MLA: Turner, Timothy G. Bullets, Bottles, and Gardenias, edited by Timothy G. Turner, in History in the First Person: Eyewitnesses of Great Events: They Saw It Happen, edited by Louis Leo Snyder and Richard B. Morris, Harrisburg, Pa., Stackpole Co., 1951, Original Sources. 19 Jun. 2024. http://originalsources.com/Document.aspx?DocID=EV86I8LQMXMQMCD.

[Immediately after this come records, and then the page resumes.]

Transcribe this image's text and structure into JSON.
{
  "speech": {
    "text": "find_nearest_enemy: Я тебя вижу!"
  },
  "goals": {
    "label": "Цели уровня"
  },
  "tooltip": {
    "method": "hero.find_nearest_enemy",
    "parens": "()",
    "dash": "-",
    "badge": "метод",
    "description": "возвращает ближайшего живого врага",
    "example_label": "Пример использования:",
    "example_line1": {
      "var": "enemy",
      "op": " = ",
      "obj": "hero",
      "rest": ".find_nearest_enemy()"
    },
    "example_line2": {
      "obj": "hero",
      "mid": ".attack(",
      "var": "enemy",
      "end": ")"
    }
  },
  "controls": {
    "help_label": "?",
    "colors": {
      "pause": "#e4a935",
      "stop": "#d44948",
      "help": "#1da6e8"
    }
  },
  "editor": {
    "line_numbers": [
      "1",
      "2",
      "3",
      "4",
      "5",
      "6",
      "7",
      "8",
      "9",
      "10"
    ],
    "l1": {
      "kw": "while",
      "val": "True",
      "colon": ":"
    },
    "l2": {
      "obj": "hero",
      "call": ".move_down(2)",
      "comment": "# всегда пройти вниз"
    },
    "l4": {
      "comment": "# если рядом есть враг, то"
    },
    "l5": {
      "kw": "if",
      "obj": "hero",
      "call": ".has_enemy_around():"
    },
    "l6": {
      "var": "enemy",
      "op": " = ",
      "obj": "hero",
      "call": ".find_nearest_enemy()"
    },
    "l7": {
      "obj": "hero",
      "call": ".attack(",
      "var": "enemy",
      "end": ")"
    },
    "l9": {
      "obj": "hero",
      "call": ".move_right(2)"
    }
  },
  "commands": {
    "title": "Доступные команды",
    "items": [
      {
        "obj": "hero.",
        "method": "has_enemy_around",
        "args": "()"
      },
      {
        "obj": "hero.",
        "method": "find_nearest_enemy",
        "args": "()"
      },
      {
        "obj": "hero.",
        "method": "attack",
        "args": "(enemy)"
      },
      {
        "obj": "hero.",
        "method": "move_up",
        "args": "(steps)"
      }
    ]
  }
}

Harvard: Turner, TG, Bullets, Bottles, and Gardenias, ed. . cited in 1951, History in the First Person: Eyewitnesses of Great Events: They Saw It Happen, ed. , Stackpole Co., Harrisburg, Pa.. Original Sources, retrieved 19 June 2024, from http://originalsources.com/Document.aspx?DocID=EV86I8LQMXMQMCD.